Everybody Knows This is Nowhere Neil Young and Crazy Horse / 1969
Well, Neil Young finally was honored last night at the Grammy’s, for the miniscule category best art direction
on a special edition CD or boxed set. In the midst of the “Fall of the Roman Empire” excesses of Lady Gaga being dumped into a giant incinerator to come out soot-covered to sing with a soot covered Sir Elton, to Pink’s song sung on a twirling trapeze, to Beyonce bringing a stomping army onstage, to Taylor Swift singing horrendously flat, mangling her duet with Stevie Nicks (where’s that auto tune when you need it?) it would have been nice if they’d had something classy and actually honored Neil, had him come out and sing Harvest Moon or Heart of Gold, but no.

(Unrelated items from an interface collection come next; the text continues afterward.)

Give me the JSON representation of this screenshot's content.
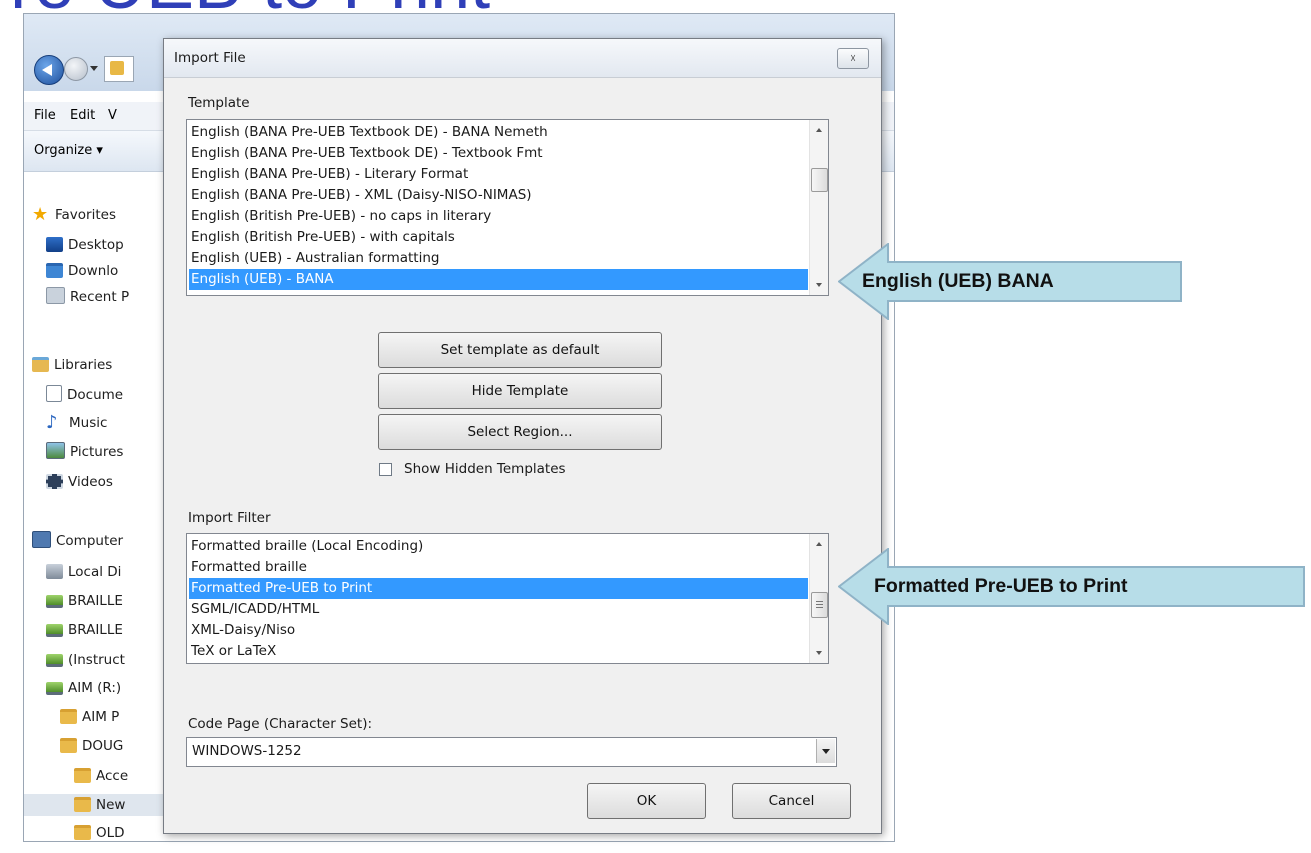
{
  "slide": {
    "title": "re UEB to Print"
  },
  "explorer": {
    "menu": [
      "File",
      "Edit",
      "V"
    ],
    "organize_label": "Organize ▾",
    "tree": [
      {
        "label": "Favorites",
        "icon": "star-icon"
      },
      {
        "label": "Desktop",
        "icon": "desktop-icon"
      },
      {
        "label": "Downlo",
        "icon": "downloads-folder-icon"
      },
      {
        "label": "Recent P",
        "icon": "recent-places-icon"
      },
      {
        "label": "Libraries",
        "icon": "libraries-icon"
      },
      {
        "label": "Docume",
        "icon": "document-icon"
      },
      {
        "label": "Music",
        "icon": "music-icon"
      },
      {
        "label": "Pictures",
        "icon": "pictures-icon"
      },
      {
        "label": "Videos",
        "icon": "videos-icon"
      },
      {
        "label": "Computer",
        "icon": "computer-icon"
      },
      {
        "label": "Local Di",
        "icon": "local-disk-icon"
      },
      {
        "label": "BRAILLE",
        "icon": "network-drive-icon"
      },
      {
        "label": "BRAILLE",
        "icon": "network-drive-icon"
      },
      {
        "label": "(Instruct",
        "icon": "network-drive-icon"
      },
      {
        "label": "AIM (R:)",
        "icon": "network-drive-icon"
      },
      {
        "label": "AIM P",
        "icon": "folder-icon"
      },
      {
        "label": "DOUG",
        "icon": "folder-icon"
      },
      {
        "label": "Acce",
        "icon": "folder-icon"
      },
      {
        "label": "New",
        "icon": "folder-icon"
      },
      {
        "label": "OLD",
        "icon": "folder-icon"
      }
    ]
  },
  "dialog": {
    "title": "Import File",
    "close_label": "☓",
    "template_label": "Template",
    "templates": [
      "English (BANA Pre-UEB Textbook DE) - BANA Nemeth",
      "English (BANA Pre-UEB Textbook DE) - Textbook Fmt",
      "English (BANA Pre-UEB) - Literary Format",
      "English (BANA Pre-UEB) - XML (Daisy-NISO-NIMAS)",
      "English (British Pre-UEB) - no caps in literary",
      "English (British Pre-UEB) - with capitals",
      "English (UEB) - Australian formatting",
      "English (UEB) - BANA"
    ],
    "templates_selected": "English (UEB) - BANA",
    "templates_scroll_position": 0.25,
    "buttons": {
      "set_default": "Set template as default",
      "hide_template": "Hide Template",
      "select_region": "Select Region..."
    },
    "show_hidden_label": "Show Hidden Templates",
    "show_hidden_checked": false,
    "import_filter_label": "Import Filter",
    "filters": [
      "Formatted braille (Local Encoding)",
      "Formatted braille",
      "Formatted Pre-UEB to Print",
      "SGML/ICADD/HTML",
      "XML-Daisy/Niso",
      "TeX or LaTeX"
    ],
    "filters_selected": "Formatted Pre-UEB to Print",
    "filters_scroll_position": 0.6,
    "code_page_label": "Code Page (Character Set):",
    "code_page_value": "WINDOWS-1252",
    "ok_label": "OK",
    "cancel_label": "Cancel"
  },
  "callouts": {
    "template": "English  (UEB) BANA",
    "filter": "Formatted Pre-UEB to Print",
    "fill_color": "#b7dde8",
    "stroke_color": "#8fb3c7"
  }
}
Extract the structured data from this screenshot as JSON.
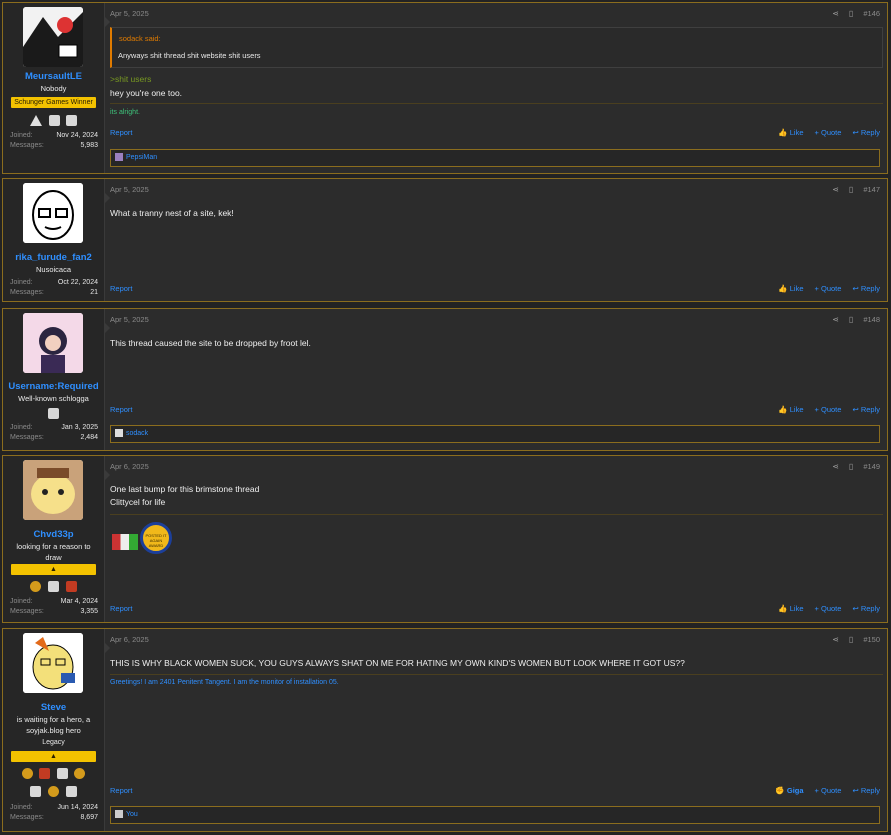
{
  "posts": [
    {
      "user": {
        "name": "MeursaultLE",
        "title": "Nobody",
        "banner": "Schunger Games Winner",
        "joined_label": "Joined:",
        "joined": "Nov 24, 2024",
        "messages_label": "Messages:",
        "messages": "5,983"
      },
      "date": "Apr 5, 2025",
      "number": "#146",
      "quote": {
        "author": "sodack said:",
        "text": "Anyways shit thread shit website shit users"
      },
      "greentext": ">shit users",
      "text": "hey you're one too.",
      "signature": "its alright.",
      "actions": {
        "report": "Report",
        "like": "Like",
        "quote": "Quote",
        "reply": "Reply"
      },
      "reactions": "PepsiMan"
    },
    {
      "user": {
        "name": "rika_furude_fan2",
        "title": "Nusoicaca",
        "joined_label": "Joined:",
        "joined": "Oct 22, 2024",
        "messages_label": "Messages:",
        "messages": "21"
      },
      "date": "Apr 5, 2025",
      "number": "#147",
      "text": "What a tranny nest of a site, kek!",
      "actions": {
        "report": "Report",
        "like": "Like",
        "quote": "Quote",
        "reply": "Reply"
      }
    },
    {
      "user": {
        "name": "Username:Required",
        "title": "Well-known schlogga",
        "joined_label": "Joined:",
        "joined": "Jan 3, 2025",
        "messages_label": "Messages:",
        "messages": "2,484"
      },
      "date": "Apr 5, 2025",
      "number": "#148",
      "text": "This thread caused the site to be dropped by froot lel.",
      "actions": {
        "report": "Report",
        "like": "Like",
        "quote": "Quote",
        "reply": "Reply"
      },
      "reactions": "sodack"
    },
    {
      "user": {
        "name": "Chvd33p",
        "title": "looking for a reason to draw",
        "joined_label": "Joined:",
        "joined": "Mar 4, 2024",
        "messages_label": "Messages:",
        "messages": "3,355"
      },
      "date": "Apr 6, 2025",
      "number": "#149",
      "text_line1": "One last bump for this brimstone thread",
      "text_line2": "Clittycel for life",
      "award": "POSTED IT AGAIN AWARD",
      "actions": {
        "report": "Report",
        "like": "Like",
        "quote": "Quote",
        "reply": "Reply"
      }
    },
    {
      "user": {
        "name": "Steve",
        "title": "is waiting for a hero, a soyjak.blog hero",
        "subtitle": "Legacy",
        "joined_label": "Joined:",
        "joined": "Jun 14, 2024",
        "messages_label": "Messages:",
        "messages": "8,697"
      },
      "date": "Apr 6, 2025",
      "number": "#150",
      "text": "THIS IS WHY BLACK WOMEN SUCK, YOU GUYS ALWAYS SHAT ON ME FOR HATING MY OWN KIND'S WOMEN BUT LOOK WHERE IT GOT US??",
      "signature": "Greetings! I am 2401 Penitent Tangent. I am the monitor of installation 05.",
      "actions": {
        "report": "Report",
        "giga": "Giga",
        "quote": "Quote",
        "reply": "Reply"
      },
      "reactions": "You"
    }
  ]
}
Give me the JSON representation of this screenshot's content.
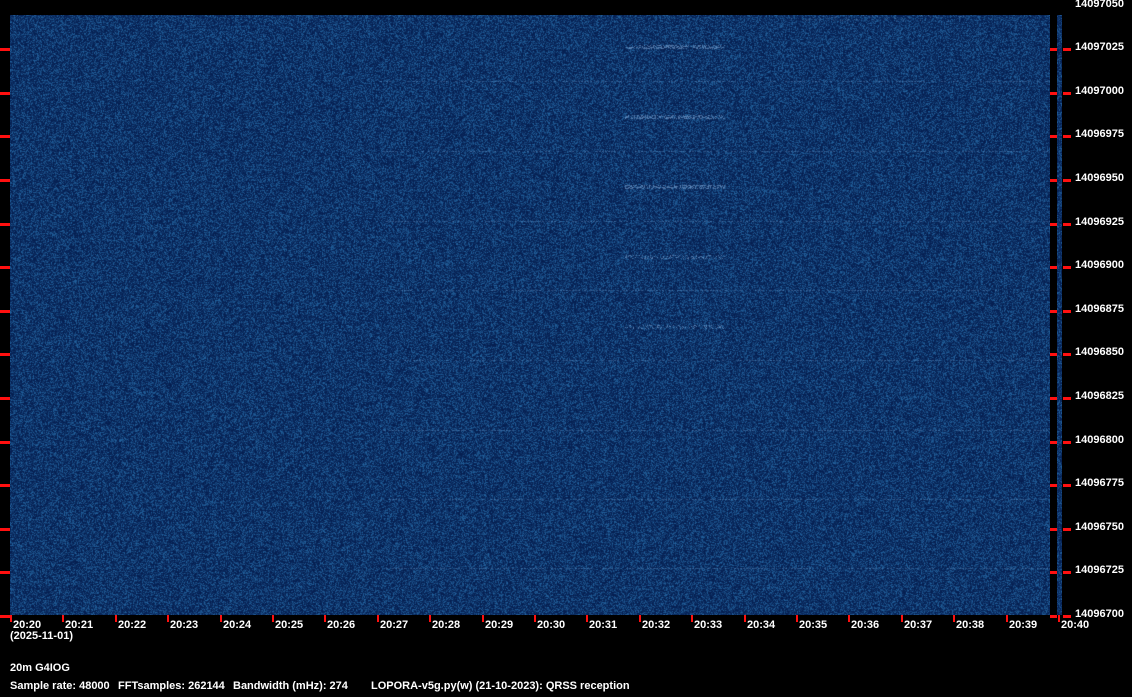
{
  "plot": {
    "time_labels": [
      "20:20",
      "20:21",
      "20:22",
      "20:23",
      "20:24",
      "20:25",
      "20:26",
      "20:27",
      "20:28",
      "20:29",
      "20:30",
      "20:31",
      "20:32",
      "20:33",
      "20:34",
      "20:35",
      "20:36",
      "20:37",
      "20:38",
      "20:39",
      "20:40"
    ],
    "date": "(2025-11-01)",
    "freq_labels": [
      "14097050",
      "14097025",
      "14097000",
      "14096975",
      "14096950",
      "14096925",
      "14096900",
      "14096875",
      "14096850",
      "14096825",
      "14096800",
      "14096775",
      "14096750",
      "14096725",
      "14096700"
    ],
    "colors": {
      "background": "#0a2a5e",
      "tick": "#ff1010",
      "text": "#ffffff"
    }
  },
  "footer": {
    "station": "20m G4IOG",
    "sample_rate": "Sample rate: 48000",
    "fft_samples": "FFTsamples: 262144",
    "bandwidth": "Bandwidth (mHz): 274",
    "software": "LOPORA-v5g.py(w) (21-10-2023): QRSS reception"
  }
}
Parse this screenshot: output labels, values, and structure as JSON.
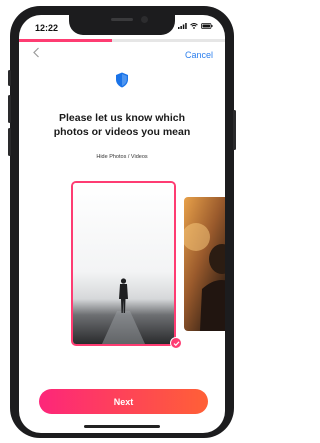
{
  "status_bar": {
    "time": "12:22"
  },
  "onboarding": {
    "progress": 0.45
  },
  "header": {
    "back_icon": "chevron-left-icon",
    "cancel_label": "Cancel"
  },
  "content": {
    "shield_icon": "shield-icon",
    "title_line1": "Please let us know which",
    "title_line2": "photos or videos you mean",
    "subtitle": "Hide Photos / Videos"
  },
  "footer": {
    "next_label": "Next"
  },
  "colors": {
    "accent": "#fe3c72",
    "link": "#2f80ed",
    "shield": "#1a73e8"
  }
}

So, in response to the Grammys, Muddy Water chooses “Everybody Knows This is Nowhere” as the song of the day. From its opening staccato back porch guitar picking, Neil creates a laid-back, wistful song of yearning for his roots, which he’d left behind years ago. He plaintively sings the lines, “I think I’d like to go back home and take it easy… I gotta get away from this day to day runnin’ around, everybody knows this is nowhere.” Young had been in LA playing in Buffalo Springfield, who broke up in 1968 after a less than two year existence. “Everybody Knows This is Nowhere,” also the album title, came out in May 1969, and it was Neil’s first record with Crazy Horse – Danny Whitten/ guitar, Billy Talbot /bass, Ralph Molina/drums – the band that he would record with through his entire life. The chemistry he has with Crazy Horse is obvious – this is music from the heart, no slick production in sight. “Everyone Knows This is Nowhere”
is just a story simple told, beautifully played, background vocals singing their “la la la, la la la la’s” as if in yearning,
as if inviting the singer to do what he says he’s going to do. Head home to where the heart is.
As far as the Grammy’s, you were hard pressed to find much there – I was thankful for Jeff Beck and Imelda May’s excellent, heartfelt tribute to Les Paul and Mary Ford’s classic, “How High the Moon,” bless Jeff’s blazing fingers.